Arch-Brexiteer Jacob Rees-Mogg said he did not believe there would be a vote of confidence in Mrs May by Tory MPs, but called on her to change her Brexit stance as he attacked the Cabinet deal on European Union withdrawal hammered out at a summit at Chequers last week.
Sky News has been told that Brexiteers have "plenty more in the locker" as they seek to "inflict as much damage as possible" on Mrs May and try to force her to change course.
The government will tomorrow publish its Brexit white paper, which will set out in more detail the UK's trade negotiating position, agreed at Chequers, which has prompted the resignation of two Cabinet ministers, one junior minister, two vice chairs and at least two parliamentary private secretaries (PPS).
Two Brexit disruptors, two very different resignations.
May, having finally signalled her vision for Brexit, spent two hours in parliament defiantly defending the plans and called for Brussels to engage fully or risk the damaging prospect of Britain leaving the bloc with no deal in place.
Still, he laid out his principled rationale as the lead cabinet officer in charge of selling a plan in which he did not believe.
His resignation this afternoon from the Foreign Office, in response to May's Soft Brexit plan agreed at Chequers on Friday, and following the resignation of Brexit secretary David Davis last night, ends a period of political prevarication we haven't seen since Boris Johnson couldn't make up his mind about whether to back Leave or Remain at the European Union referendum. Theresa May's song, unfortunately, stuck in his throat.
I can only regret that the idea of Brexit has not left with Davis and Johnson.
Is this the end to the cabinet resignations?
Former Conservative MP Ann Widdecombe has warned that a new Brexit policy rolled-out by British Prime Minister Theresa May is unacceptable.
But many eurosceptic MPs are outraged at May's plan, and Davis's resignation letter was scathing.
Senior lawmakers in her party said they did not expect the prime minister to face a vote of no confidence, although some Conservatives were still saying that she should go.
But recent polling figures should provide the Conservatives little comfort: Only 29 percent of Britons polled approve of the government's handling of Brexit.

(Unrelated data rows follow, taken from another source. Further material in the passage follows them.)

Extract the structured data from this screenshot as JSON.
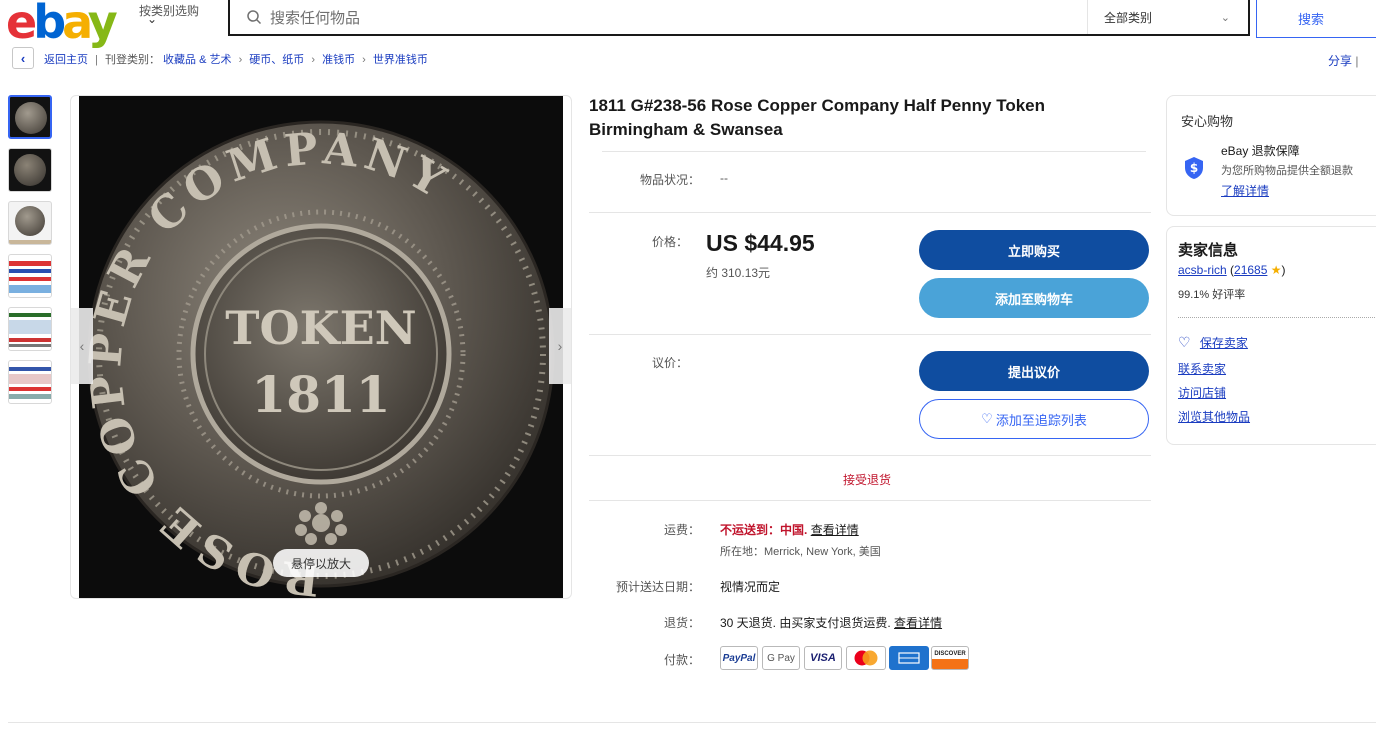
{
  "header": {
    "logo_letters": [
      "e",
      "b",
      "a",
      "y"
    ],
    "shop_by_category": "按类别选购",
    "search_placeholder": "搜索任何物品",
    "category_select": "全部类别",
    "search_button": "搜索"
  },
  "breadcrumb": {
    "back_home": "返回主页",
    "listed_in": "刊登类别：",
    "items": [
      "收藏品 & 艺术",
      "硬币、纸币",
      "准钱币",
      "世界准钱币"
    ],
    "share": "分享",
    "share_extra": "|"
  },
  "gallery": {
    "zoom_hint": "悬停以放大",
    "thumbnail_count": 6
  },
  "item": {
    "title": "1811 G#238-56 Rose Copper Company Half Penny Token Birmingham & Swansea",
    "condition_label": "物品状况：",
    "condition_value": "--",
    "price_label": "价格：",
    "price": "US $44.95",
    "price_approx": "约 310.13元",
    "buy_now": "立即购买",
    "add_to_cart": "添加至购物车",
    "offer_label": "议价：",
    "make_offer": "提出议价",
    "add_watchlist": "添加至追踪列表",
    "returns_accepted": "接受退货"
  },
  "shipping": {
    "shipping_label": "运费：",
    "no_ship_prefix": "不运送到：",
    "no_ship_country": "中国.",
    "see_details": "查看详情",
    "location": "所在地：Merrick, New York, 美国",
    "delivery_label": "预计送达日期：",
    "delivery_value": "视情况而定",
    "returns_label": "退货：",
    "returns_value": "30 天退货. 由买家支付退货运费.",
    "returns_details": "查看详情",
    "payment_label": "付款：",
    "payment_methods": [
      "PayPal",
      "G Pay",
      "VISA",
      "Mastercard",
      "American Express",
      "DISCOVER"
    ]
  },
  "shop_safe": {
    "title": "安心购物",
    "guarantee_title": "eBay 退款保障",
    "guarantee_desc": "为您所购物品提供全额退款",
    "learn_more": "了解详情"
  },
  "seller": {
    "title": "卖家信息",
    "name": "acsb-rich",
    "feedback_count": "21685",
    "positive": "99.1% 好评率",
    "save_seller": "保存卖家",
    "contact": "联系卖家",
    "visit_store": "访问店铺",
    "other_items": "浏览其他物品"
  },
  "coin_image": {
    "outer_text": "ROSE COPPER COMPANY",
    "token_text": "TOKEN",
    "year": "1811"
  },
  "colors": {
    "primary_blue": "#0f4da0",
    "light_blue": "#4aa3d8",
    "link_blue": "#1a3cc0",
    "accent_red": "#c0142c"
  }
}
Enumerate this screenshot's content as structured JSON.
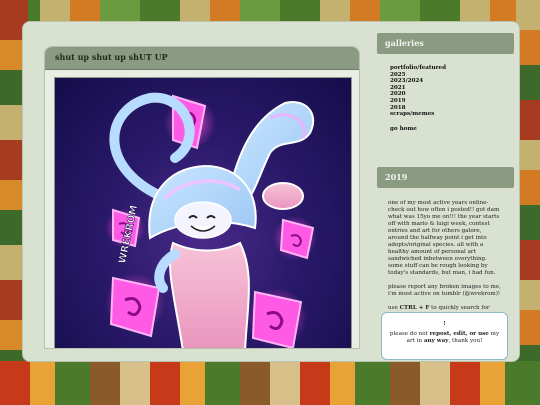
{
  "post": {
    "title": "shut up shut up shUT UP",
    "signature": "WREKROM"
  },
  "sidebar": {
    "galleries_heading": "galleries",
    "gallery_links": [
      "portfolio/featured",
      "2025",
      "2023/2024",
      "2021",
      "2020",
      "2019",
      "2018",
      "scraps/memes"
    ],
    "go_home": "go home",
    "year_heading": "2019",
    "about_paragraphs": [
      "one of my most active years online- check out how often i posted!! got dam what was 15yo me on!!! the year starts off with mario & luigi week, contest entries and art for others galore, around the halfway point i get into adopts/original species. all with a healthy amount of personal art sandwiched inbetween everything. some stuff can be rough looking by today's standards, but man, i had fun.",
      "please report any broken images to me, i'm most active on tumblr (@wrekrom)!"
    ],
    "search_tip": {
      "prefix": "use ",
      "keys": "CTRL + F",
      "suffix": " to quickly search for tags."
    },
    "notice": {
      "mark": "!",
      "before": "please do not ",
      "bold1": "repost, edit, or use",
      "middle": " my art in ",
      "bold2": "any way",
      "after": ", thank you!"
    }
  },
  "colors": {
    "frame": "#d9e1d0",
    "header": "#8b9b82",
    "art_bg": "#1d1060",
    "character_blue": "#a6d4ff",
    "character_pink": "#f0a8c8",
    "flame_magenta": "#ff44dd"
  }
}
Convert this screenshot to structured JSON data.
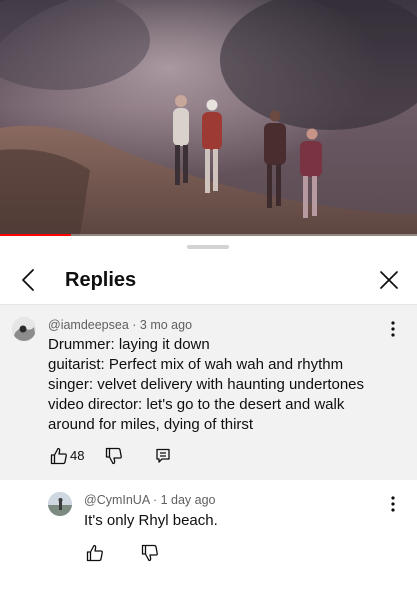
{
  "video": {
    "progress_fraction": 0.17
  },
  "sheet": {
    "title": "Replies"
  },
  "parent_comment": {
    "handle": "@iamdeepsea",
    "age": "3 mo ago",
    "meta": "@iamdeepsea · 3 mo ago",
    "lines": [
      "Drummer: laying it down",
      "guitarist: Perfect mix of wah wah and rhythm",
      "singer: velvet delivery with haunting undertones",
      "video director: let's go to the desert and walk",
      "around for miles, dying of thirst"
    ],
    "like_count": "48"
  },
  "reply": {
    "handle": "@CymInUA",
    "age": "1 day ago",
    "meta": "@CymInUA · 1 day ago",
    "text": "It's only Rhyl beach."
  },
  "colors": {
    "progress": "#ff0000",
    "parent_bg": "#f2f2f2",
    "meta_text": "#606060"
  },
  "icons": {
    "back": "chevron-left-icon",
    "close": "close-icon",
    "menu": "more-vertical-icon",
    "like": "thumbs-up-icon",
    "dislike": "thumbs-down-icon",
    "reply": "comment-icon"
  }
}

But, after much speculation, Mr Johnson announced he would not enter the Conservative leadership race when his ally Michael Gove announced he was running.
Yet he and Johnson have shared a mutual affinity for one another, so his departure may put the already tenuous USA -U.K. relationship on even shakier ground, especially if May enters into conversations with Trump from a weakened position.
Noting that the U.K.is in political turmoil before departing for Europe, President Trump failed to offer a word of encouragement in support of Theresa May, observing that her future was "up to the people".
At 3pm on Monday, a statement was issued by Downing Street to say: "This afternoon, the Prime Minister accepted the resignation of Boris Johnson as Foreign Secretary".
On Monday night, while addressing her backbenchers, May said without their support, Corbyn could run the country as prime minister.
The Prime Minister was greeted by loud cheers from Tory MPs and shouts of "resign" from the opposition benches as she arrived to deliver a statement in which she said her proposals would deliver "a Brexit that is in our national interest... the right Brexit deal for Britain".